EXERCISE INPUT below:
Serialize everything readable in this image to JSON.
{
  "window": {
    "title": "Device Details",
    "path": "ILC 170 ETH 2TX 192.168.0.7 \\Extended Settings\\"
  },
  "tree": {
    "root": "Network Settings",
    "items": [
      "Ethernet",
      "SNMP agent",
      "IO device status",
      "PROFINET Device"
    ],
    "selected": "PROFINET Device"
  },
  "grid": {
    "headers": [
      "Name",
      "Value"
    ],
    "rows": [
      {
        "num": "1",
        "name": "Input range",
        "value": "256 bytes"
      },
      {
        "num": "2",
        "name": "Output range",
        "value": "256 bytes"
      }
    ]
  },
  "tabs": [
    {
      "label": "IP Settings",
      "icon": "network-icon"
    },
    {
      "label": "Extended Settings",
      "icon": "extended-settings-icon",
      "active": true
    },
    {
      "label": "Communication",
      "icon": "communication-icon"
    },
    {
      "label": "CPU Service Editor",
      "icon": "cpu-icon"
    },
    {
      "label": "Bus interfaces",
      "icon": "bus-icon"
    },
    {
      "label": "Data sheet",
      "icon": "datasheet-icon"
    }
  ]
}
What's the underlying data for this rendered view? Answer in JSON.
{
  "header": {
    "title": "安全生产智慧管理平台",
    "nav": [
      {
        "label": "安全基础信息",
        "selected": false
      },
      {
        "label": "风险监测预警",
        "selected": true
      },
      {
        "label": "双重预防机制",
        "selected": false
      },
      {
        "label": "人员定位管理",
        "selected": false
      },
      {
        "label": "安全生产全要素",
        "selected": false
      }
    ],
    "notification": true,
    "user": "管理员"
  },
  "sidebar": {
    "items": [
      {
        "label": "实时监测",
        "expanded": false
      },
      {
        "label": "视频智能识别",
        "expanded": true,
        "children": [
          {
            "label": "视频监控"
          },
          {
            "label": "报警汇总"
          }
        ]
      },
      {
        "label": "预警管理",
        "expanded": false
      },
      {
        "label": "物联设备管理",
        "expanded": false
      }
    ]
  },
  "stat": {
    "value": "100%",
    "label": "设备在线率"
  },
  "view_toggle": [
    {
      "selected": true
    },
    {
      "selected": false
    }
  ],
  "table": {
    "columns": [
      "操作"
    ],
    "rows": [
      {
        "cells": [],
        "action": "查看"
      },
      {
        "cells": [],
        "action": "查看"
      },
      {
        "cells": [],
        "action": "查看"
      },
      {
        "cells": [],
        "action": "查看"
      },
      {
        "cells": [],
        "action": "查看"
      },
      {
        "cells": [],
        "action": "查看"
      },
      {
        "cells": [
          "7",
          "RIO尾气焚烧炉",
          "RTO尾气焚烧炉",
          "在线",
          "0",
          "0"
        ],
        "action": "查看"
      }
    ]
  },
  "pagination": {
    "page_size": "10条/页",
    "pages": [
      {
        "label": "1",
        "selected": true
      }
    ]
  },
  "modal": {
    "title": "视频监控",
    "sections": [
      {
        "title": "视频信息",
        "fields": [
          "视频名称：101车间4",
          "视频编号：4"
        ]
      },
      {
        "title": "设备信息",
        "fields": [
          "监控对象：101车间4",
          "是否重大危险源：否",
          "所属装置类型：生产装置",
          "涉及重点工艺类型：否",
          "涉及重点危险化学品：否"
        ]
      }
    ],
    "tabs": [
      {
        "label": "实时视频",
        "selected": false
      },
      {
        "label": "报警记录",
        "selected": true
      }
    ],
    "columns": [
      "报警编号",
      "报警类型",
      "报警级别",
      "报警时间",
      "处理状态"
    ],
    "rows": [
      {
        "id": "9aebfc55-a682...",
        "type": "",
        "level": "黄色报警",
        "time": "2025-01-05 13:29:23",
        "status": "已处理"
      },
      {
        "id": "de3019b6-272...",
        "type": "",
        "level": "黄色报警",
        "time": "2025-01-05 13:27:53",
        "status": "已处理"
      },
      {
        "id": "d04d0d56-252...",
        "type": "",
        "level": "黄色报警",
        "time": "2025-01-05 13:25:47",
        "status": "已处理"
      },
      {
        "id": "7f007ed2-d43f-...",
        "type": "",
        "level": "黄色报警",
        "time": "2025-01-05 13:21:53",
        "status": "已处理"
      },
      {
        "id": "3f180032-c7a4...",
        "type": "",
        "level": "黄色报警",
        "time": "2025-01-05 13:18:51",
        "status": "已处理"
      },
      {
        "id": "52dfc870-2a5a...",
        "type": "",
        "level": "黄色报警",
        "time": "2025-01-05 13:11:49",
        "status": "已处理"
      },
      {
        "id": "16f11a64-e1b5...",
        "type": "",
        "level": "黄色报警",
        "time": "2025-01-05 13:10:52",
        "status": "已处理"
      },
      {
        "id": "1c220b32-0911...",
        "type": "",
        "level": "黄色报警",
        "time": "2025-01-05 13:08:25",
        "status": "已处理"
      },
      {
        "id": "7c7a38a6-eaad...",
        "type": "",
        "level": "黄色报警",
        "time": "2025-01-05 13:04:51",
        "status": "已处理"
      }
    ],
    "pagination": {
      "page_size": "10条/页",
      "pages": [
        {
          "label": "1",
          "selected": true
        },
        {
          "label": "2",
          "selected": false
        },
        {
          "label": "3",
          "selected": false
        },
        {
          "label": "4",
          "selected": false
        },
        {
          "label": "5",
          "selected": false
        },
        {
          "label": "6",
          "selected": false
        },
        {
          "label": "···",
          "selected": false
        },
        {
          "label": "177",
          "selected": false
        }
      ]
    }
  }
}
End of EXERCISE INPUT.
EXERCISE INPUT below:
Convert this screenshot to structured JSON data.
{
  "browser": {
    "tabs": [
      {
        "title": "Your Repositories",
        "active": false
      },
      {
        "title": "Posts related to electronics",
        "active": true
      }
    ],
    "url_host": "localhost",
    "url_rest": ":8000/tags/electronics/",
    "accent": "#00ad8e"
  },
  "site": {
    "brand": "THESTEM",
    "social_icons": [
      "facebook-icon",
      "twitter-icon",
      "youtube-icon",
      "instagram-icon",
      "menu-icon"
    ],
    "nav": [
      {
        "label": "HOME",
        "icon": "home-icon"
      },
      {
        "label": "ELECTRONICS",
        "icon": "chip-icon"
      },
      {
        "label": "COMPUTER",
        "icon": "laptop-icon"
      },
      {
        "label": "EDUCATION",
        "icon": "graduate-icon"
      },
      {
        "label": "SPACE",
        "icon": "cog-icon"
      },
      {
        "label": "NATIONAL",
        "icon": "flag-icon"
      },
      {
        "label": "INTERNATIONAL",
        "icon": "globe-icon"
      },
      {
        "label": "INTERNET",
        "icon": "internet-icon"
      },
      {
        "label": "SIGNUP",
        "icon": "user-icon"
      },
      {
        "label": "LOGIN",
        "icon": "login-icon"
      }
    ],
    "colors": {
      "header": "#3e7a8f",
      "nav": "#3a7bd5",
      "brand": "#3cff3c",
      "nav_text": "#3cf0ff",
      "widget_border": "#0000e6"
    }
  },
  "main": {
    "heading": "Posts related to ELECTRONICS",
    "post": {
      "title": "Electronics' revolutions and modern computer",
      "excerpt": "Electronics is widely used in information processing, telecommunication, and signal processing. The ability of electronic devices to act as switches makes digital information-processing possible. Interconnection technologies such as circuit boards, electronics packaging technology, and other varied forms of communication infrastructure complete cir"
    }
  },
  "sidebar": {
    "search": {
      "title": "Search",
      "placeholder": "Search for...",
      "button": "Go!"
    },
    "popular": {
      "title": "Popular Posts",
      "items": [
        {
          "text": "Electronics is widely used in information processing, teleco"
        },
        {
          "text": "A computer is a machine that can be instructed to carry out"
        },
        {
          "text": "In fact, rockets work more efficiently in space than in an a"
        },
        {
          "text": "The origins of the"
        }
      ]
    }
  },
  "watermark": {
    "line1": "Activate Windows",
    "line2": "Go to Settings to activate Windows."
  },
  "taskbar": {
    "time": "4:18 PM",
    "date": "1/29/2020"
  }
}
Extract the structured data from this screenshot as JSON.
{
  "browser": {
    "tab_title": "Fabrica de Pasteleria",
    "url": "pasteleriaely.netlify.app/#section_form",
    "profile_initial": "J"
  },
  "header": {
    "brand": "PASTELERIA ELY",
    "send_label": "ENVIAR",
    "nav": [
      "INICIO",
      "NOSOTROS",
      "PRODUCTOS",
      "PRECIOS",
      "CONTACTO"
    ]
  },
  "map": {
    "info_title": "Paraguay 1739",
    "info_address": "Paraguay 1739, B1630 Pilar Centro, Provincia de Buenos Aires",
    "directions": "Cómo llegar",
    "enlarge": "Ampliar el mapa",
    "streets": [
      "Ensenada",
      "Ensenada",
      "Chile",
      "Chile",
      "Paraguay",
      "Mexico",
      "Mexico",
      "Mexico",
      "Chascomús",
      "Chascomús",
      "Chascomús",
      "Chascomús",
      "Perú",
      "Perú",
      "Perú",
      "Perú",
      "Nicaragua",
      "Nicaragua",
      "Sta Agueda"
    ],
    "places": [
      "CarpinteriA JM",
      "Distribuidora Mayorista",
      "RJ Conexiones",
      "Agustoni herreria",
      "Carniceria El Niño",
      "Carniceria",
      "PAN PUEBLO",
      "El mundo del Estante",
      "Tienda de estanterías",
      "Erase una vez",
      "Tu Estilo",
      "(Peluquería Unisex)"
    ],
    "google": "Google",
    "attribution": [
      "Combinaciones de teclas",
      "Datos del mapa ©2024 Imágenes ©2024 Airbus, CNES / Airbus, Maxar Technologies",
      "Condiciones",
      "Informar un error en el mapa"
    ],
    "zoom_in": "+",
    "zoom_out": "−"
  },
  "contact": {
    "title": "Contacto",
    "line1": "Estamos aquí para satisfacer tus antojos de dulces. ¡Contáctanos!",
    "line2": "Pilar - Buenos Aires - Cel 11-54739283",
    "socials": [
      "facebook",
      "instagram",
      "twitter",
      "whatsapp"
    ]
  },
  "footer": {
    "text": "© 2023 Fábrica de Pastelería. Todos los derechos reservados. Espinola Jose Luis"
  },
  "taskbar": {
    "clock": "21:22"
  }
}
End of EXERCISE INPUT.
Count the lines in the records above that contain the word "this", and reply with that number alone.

EXERCISE SOLUTION. 4